Haha, that truly was glorious even if I did go a bit too hard on Jason, but hey, it was for a good cause! Personally, every event is fun for me, I get to talk about CS with my friends! It is nice though to spice things up every now and then, keeps it interesting!
Now on to some questions about general Counter Strike. With SK Gaming’s recent “rise and fall,” who do you think is now the best team in the world?
I think Virtus.Pro is the #1 team at the moment, they have a very deep map pool and they’re in good form for the time being, but I think the scene is super competitive right now, so it will be very exciting to see how things will go in the next couple of tournaments!
Continuing on the theme of “best in the world,” who do you think is the best player in the world?
I think it’s very difficult to pick just one player and I generally don’t do it but at the moment it’s gotta be s1mple, his form is just unreal at the moment.
Of course, it’s a very early prediction to make and anything can happen over a couple of months, but who do you think is set to win the ELeague Atlanta major?

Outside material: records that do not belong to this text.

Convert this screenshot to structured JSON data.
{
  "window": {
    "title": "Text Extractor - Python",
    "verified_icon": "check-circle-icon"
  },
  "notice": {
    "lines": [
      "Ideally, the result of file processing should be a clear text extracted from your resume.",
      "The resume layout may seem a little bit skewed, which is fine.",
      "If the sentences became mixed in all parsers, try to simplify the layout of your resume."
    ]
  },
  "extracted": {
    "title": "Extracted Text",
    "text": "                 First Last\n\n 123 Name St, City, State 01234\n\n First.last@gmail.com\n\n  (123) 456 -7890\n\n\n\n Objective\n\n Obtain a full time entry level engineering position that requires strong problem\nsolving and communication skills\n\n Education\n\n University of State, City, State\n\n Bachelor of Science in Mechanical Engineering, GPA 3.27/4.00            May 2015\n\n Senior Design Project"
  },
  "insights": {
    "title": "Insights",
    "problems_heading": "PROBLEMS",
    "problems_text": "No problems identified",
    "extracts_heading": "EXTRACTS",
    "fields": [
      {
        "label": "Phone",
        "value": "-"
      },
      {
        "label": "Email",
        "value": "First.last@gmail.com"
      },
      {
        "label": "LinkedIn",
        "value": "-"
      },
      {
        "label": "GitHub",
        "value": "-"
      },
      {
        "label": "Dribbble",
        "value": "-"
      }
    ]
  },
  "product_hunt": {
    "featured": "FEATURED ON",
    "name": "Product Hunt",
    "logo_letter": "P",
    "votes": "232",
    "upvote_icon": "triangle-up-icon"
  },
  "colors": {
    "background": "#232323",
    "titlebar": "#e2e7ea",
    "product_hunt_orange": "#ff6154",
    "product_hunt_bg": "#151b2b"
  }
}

Still long ways to go, but VP, NaVi, SK are main contenders with teams like Dignitas, NiP being right behind them but they have to qualify first. I’m interested to see how fnatic and Astralis will look in two months time, those lineups also have a lot of potential.
As you picked up on Twitter a few days ago, during the final of the ESL Pro League, Cloud 9 seemed to be pretty dominate over major champions SK Gaming, with you saying they had been “losing soooo many fights from awkward spots.” Do you think Cloud 9 can return to being one of the top teams in the world?

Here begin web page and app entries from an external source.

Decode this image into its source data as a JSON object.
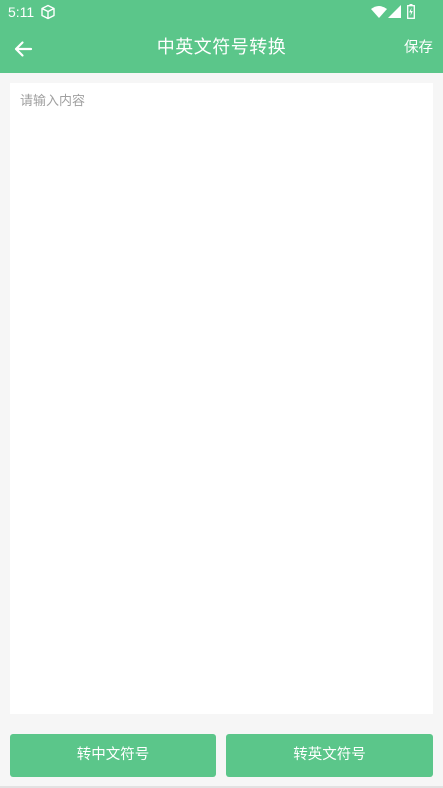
{
  "status_bar": {
    "time": "5:11",
    "icons": [
      "cube-icon",
      "wifi-icon",
      "signal-icon",
      "battery-icon"
    ]
  },
  "app_bar": {
    "title": "中英文符号转换",
    "save_label": "保存",
    "back_icon": "arrow-left-icon"
  },
  "editor": {
    "placeholder": "请输入内容",
    "value": ""
  },
  "actions": {
    "to_chinese_label": "转中文符号",
    "to_english_label": "转英文符号"
  },
  "colors": {
    "accent": "#5bc68a",
    "background": "#f6f6f6",
    "placeholder": "#a0a0a0"
  }
}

I think it’s possible, the true task lies ahead, no one will take them lightly anymore and they have to keep working and keep improving to remain a contender internationally.

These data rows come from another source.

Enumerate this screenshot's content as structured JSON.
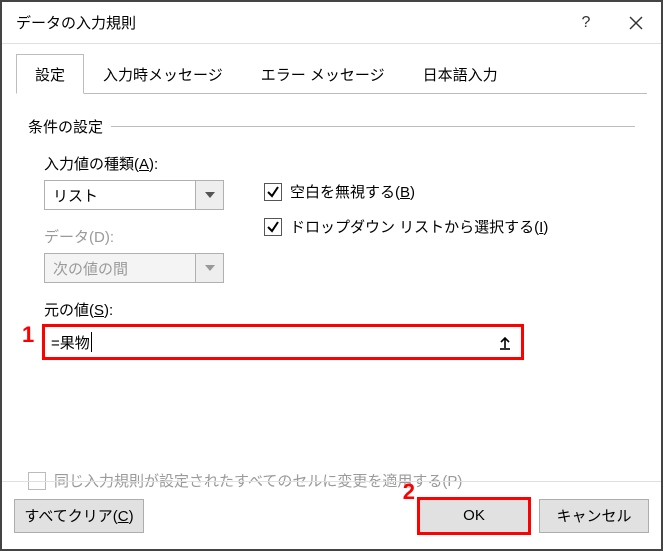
{
  "window": {
    "title": "データの入力規則"
  },
  "tabs": {
    "settings": "設定",
    "input_message": "入力時メッセージ",
    "error_message": "エラー メッセージ",
    "ime": "日本語入力"
  },
  "group": {
    "title": "条件の設定"
  },
  "allow": {
    "label_prefix": "入力値の種類(",
    "label_key": "A",
    "label_suffix": "):",
    "value": "リスト"
  },
  "data": {
    "label_prefix": "データ(",
    "label_key": "D",
    "label_suffix": "):",
    "value": "次の値の間"
  },
  "ignore_blank": {
    "label_prefix": "空白を無視する(",
    "label_key": "B",
    "label_suffix": ")"
  },
  "dropdown": {
    "label_prefix": "ドロップダウン リストから選択する(",
    "label_key": "I",
    "label_suffix": ")"
  },
  "source": {
    "label_prefix": "元の値(",
    "label_key": "S",
    "label_suffix": "):",
    "value": "=果物"
  },
  "apply_all": {
    "label_prefix": "同じ入力規則が設定されたすべてのセルに変更を適用する(",
    "label_key": "P",
    "label_suffix": ")"
  },
  "buttons": {
    "clear_prefix": "すべてクリア(",
    "clear_key": "C",
    "clear_suffix": ")",
    "ok": "OK",
    "cancel": "キャンセル"
  },
  "annotations": {
    "one": "1",
    "two": "2"
  }
}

The North American scene is a bit shaky right now, with Cloud 9 rising up to widely be considered as the new best American team after Team Liquid’s slow decay. Do you think Team Liquid will be able to rise back up to take the top spot, or do you think Cloud 9 will stay at the top for a while?
For the meantime, Cloud9 will remain the best NA team but Team Liquids biggest problem was leadership after the departure of peacemaker. Now with the addition of zews, they’ve found a solution for that problem, on paper at least, so it’s possible for them to bounce back and regain that spot.
You’ve stood in for teams in the time that you have been retired, but would you ever consider picking up the mouse again full time?
I think I would, nothing beats that feeling of competing, even with all the stress that comes with it, but not anytime soon, I’m very happy where I am at the moment!
As I always ask in interviews, what advice to you have to players or casters who are looking to break onto the scene?
For players: keep grinding, keep improving, being a pro player is much more than just having the mechanical skill, you need to work on communication, game sense, and being a person people would want to play with. Form a team with people who have the same goals or just keep grinding individually, through FPL or Rank S you can get noticed by pro teams.
For casters/analysts/journalists etc: Same rules apply, create some content, look for feedback, put it out there, if you’re good enough people will notice you eventually. There’s so much CS nowadays there’s definitely room for new talent, look at what FACEIT did with ECS and the community casters, they gave the opportunity to everyone to come in and cast some premier CS matches in a big league.
And finally, thank you very much for the interview. Are there any last things you want to say?
No problem, thank you! As some of you might now, the CS:GO talent, alongside pro players and other personalities have started a Movember campaign to raise awareness and funds for men’s health issues. You too can support the cause at bit.ly/esportmovember!